Hugh Pickens writes:
Peter T. Kilborn writes in The New York Times about the generation of the baby boomer programmers, engineers, and technical people who are now leaving the bosses, bureaucracies, commutes and time clocks of their workaday careers to tackle something consuming and new, whether for material reward or none at all. “Retirement gives them the opportunity to flex their experience,” says Dr. William Winn speaking of a postchildhood, postfamily-rearing, “third age” of “productive aging” and “positive aging.” Nancy K. Schlossberg calls men and women who exploit the skills of their old jobs “continuers" and those who take up something new “adventurers.” Continuers and adventurers make up the vigorous end of Dr. Schlossberg’s retirement spectrum, opposite those she calls “retreaters” who disengage from life and “spectators” who just watch.
For example, 75-year-old Seth R. Goldstein, with four degrees in mechanical and electrical engineering from MIT and retired for thirteen years, still calls himself an engineer. But where he was previously a biomedical engineer with the National Institutes of Health in Bethesda with 12 patents, he now makes kinetic sculptures in his basement workshop that lack any commercial or functional utility. But his work, some of which is on display at the Visionary Arts Museum in Baltimore, has purpose. Goldstein is pushing the envelope of engineering and hoping to stir the imaginations of young engineers to push their own envelopes. For example "Why Knot?” a sculpture Goldstein constructed, uses 10 electric motors to drive 10 mechanisms to construct a four-in-hand knot on a necktie that it wraps around its own neck. Grasping, pulling, aligning and winding the lengths of the tie, Mr. Knot can detect the occasional misstep or tear, untie the knot and get it right. Unlike Rube Goldberg’s whimsical contraptions, Mr. Goldstein’s is no mere cartoon. It works, if only for Mr. Knot.
According to Kilborn, people like Goldstein don't fit the traditional definition of retirement, which according to Webster's Dictionary means the "withdrawal from one's position or occupation or from active working life." Retirement implies that you're just leaving something; it doesn't reflect that you're going to something," says Schlossberg. "But it is really a career change. You are leaving something that has been your primary involvement, and you are moving to something else."

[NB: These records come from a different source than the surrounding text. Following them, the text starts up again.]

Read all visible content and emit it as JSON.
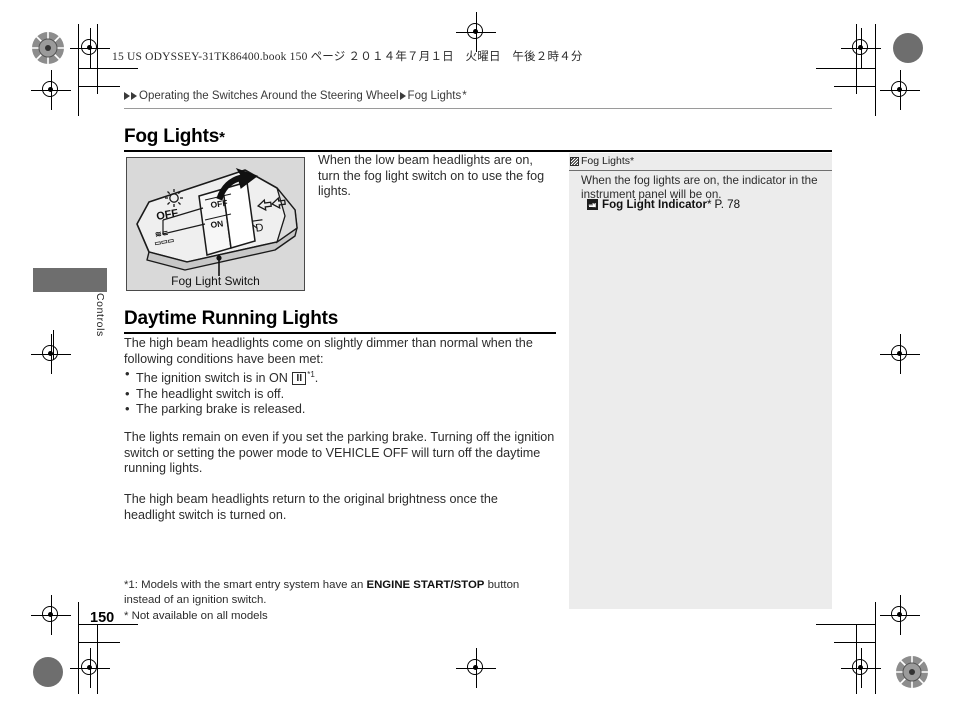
{
  "book_header": "15 US ODYSSEY-31TK86400.book  150 ページ  ２０１４年７月１日　火曜日　午後２時４分",
  "breadcrumb": {
    "parent": "Operating the Switches Around the Steering Wheel",
    "current": "Fog Lights",
    "current_star": "*"
  },
  "sections": [
    {
      "title": "Fog Lights",
      "title_star": "*",
      "intro": "When the low beam headlights are on, turn the fog light switch on to use the fog lights."
    },
    {
      "title": "Daytime Running Lights",
      "intro": "The high beam headlights come on slightly dimmer than normal when the following conditions have been met:",
      "bullets": [
        {
          "pre": "The ignition switch is in ON ",
          "key": "II",
          "post": "."
        },
        {
          "pre": "The headlight switch is off.",
          "key": "",
          "post": ""
        },
        {
          "pre": "The parking brake is released.",
          "key": "",
          "post": ""
        }
      ],
      "para2": "The lights remain on even if you set the parking brake. Turning off the ignition switch or setting the power mode to VEHICLE OFF will turn off the daytime running lights.",
      "para3": "The high beam headlights return to the original brightness once the headlight switch is turned on."
    }
  ],
  "figure": {
    "caption": "Fog Light Switch",
    "switch_labels": {
      "off_main": "OFF",
      "off_small": "OFF",
      "on_small": "ON"
    }
  },
  "note": {
    "heading": "Fog Lights",
    "heading_star": "*",
    "body": "When the fog lights are on, the indicator in the instrument panel will be on.",
    "reference_label": "Fog Light Indicator",
    "reference_star": "*",
    "reference_page": "P. 78"
  },
  "footnotes": {
    "line1_pre": "*1: Models with the smart entry system have an ",
    "line1_bold": "ENGINE START/STOP",
    "line1_post": " button instead of an ignition switch.",
    "line2": "* Not available on all models"
  },
  "page_number": "150",
  "side_tab_label": "Controls",
  "colors": {
    "figure_background": "#d9d9d9",
    "note_panel": "#ececec",
    "side_tab": "#6e6e6e"
  }
}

I couldn't agree more. I was partly forced into early retirement (at age 55) due to having to care for someone who has severe medical problems but, nevertheless, the quality of life that one can enjoy if you can achieve financial independence is not to be under-estimated. I was lucky in that I had a good pension plan that will mean we can live comfortably - not extravagantly nor without having to watch where we spend money - but I do not have to work to eat or stay warm and secure. The biggest problem today, IMHO, is that life for many people is centred around having to work hard for many years just to live at a basic level , with no opportunity to invest in their future. Then the government suggests that, as we are living longer, we should be working longer whereas we should be looking at getting some quality time with the ones we love or doing things that are important to us. Yes, I understand the need for taxes and the increased cost of welfare for all these people that are living longer, but there is little incentive to live longer if all that will result is that you have to keep running on the treadmill until you can no longer benefit from those extra years.
Once you have retired, the next most important part is keeping the brain and body active. And that's where my technical interests and hobbies become more important to me.
Well, my situation is somewhat similar and I largely agree with your comments.